Exercise. Show every line of the records below that contains the word "Contact".

====================

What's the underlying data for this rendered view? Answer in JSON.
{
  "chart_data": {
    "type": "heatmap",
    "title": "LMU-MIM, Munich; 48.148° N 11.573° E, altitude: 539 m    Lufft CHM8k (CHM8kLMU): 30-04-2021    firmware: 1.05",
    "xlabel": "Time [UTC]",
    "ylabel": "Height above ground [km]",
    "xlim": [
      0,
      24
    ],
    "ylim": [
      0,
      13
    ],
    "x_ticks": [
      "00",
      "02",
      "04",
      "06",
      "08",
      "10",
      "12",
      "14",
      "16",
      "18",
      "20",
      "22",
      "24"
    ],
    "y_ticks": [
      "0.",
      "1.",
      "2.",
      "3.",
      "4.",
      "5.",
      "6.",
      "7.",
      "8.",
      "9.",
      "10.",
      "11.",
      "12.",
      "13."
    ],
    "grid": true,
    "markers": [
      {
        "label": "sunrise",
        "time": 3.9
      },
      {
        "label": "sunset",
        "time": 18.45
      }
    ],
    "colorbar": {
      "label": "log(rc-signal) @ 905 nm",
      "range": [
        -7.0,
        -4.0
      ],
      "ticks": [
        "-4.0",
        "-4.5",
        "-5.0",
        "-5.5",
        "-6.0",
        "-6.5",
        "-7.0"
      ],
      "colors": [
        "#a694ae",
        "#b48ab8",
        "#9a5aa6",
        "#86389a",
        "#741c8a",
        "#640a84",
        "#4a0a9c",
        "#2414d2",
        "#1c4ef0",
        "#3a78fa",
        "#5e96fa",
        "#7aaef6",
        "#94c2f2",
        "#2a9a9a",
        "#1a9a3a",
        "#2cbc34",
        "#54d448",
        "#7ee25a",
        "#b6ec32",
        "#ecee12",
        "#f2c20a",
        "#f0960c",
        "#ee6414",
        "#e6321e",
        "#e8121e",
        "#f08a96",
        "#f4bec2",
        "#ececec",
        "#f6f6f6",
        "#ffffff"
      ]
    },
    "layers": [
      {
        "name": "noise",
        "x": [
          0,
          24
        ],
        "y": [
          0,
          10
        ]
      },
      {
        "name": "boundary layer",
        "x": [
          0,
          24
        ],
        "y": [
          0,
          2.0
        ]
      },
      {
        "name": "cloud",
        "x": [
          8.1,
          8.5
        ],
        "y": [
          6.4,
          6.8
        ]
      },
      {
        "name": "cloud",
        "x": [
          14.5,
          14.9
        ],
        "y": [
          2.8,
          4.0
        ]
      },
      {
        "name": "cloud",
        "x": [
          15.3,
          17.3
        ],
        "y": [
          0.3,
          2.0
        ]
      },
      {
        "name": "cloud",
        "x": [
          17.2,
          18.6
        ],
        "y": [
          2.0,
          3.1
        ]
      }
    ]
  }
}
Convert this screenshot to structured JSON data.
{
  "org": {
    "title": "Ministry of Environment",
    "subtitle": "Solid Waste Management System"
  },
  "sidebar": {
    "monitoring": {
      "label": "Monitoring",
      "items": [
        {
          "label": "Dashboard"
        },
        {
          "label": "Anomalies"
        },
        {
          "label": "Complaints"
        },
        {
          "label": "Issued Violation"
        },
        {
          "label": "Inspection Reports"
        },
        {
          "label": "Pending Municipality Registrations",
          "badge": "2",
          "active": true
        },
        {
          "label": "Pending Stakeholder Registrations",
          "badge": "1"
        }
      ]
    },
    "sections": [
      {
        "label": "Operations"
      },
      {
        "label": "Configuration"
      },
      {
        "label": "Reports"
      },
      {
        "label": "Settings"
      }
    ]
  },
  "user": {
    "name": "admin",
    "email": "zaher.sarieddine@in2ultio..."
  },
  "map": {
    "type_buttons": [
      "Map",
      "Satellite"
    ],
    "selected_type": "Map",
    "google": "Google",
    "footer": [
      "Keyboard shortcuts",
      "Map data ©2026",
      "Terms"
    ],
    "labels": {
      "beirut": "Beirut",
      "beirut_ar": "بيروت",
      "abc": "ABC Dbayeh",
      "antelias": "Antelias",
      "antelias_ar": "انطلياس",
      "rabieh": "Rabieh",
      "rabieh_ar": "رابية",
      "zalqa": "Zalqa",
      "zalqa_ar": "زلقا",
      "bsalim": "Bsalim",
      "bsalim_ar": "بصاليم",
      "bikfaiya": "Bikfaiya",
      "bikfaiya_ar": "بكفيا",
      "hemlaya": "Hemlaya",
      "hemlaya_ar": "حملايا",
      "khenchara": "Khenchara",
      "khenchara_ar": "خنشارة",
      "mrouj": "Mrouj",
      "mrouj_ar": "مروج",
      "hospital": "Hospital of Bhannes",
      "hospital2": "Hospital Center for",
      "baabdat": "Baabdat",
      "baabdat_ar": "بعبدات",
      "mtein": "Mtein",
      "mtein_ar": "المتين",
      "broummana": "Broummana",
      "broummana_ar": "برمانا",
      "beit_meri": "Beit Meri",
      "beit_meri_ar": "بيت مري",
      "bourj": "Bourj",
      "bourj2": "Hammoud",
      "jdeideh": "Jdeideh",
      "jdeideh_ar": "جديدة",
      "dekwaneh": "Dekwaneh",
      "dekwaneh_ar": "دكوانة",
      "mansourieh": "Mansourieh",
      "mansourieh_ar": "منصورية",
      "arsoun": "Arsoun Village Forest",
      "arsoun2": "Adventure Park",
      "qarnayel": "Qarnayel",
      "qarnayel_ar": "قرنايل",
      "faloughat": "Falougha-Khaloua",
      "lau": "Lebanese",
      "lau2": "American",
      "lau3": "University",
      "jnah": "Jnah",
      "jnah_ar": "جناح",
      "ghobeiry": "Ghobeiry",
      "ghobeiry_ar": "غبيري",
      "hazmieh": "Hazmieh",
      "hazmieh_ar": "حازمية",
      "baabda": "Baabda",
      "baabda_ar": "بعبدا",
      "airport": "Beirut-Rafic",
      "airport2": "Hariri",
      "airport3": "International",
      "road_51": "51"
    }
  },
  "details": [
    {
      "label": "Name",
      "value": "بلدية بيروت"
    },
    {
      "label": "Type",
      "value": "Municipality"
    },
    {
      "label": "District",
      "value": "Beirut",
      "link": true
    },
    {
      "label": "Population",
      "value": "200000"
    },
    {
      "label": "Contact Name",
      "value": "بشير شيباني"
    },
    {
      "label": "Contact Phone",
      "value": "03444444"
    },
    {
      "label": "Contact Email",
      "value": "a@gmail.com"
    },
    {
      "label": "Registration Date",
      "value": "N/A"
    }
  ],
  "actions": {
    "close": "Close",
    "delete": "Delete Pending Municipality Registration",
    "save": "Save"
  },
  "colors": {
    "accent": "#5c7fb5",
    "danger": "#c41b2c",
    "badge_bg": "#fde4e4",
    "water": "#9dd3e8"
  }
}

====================

Result of this task.
      "label": "Contact Name",
      "label": "Contact Phone",
      "label": "Contact Email",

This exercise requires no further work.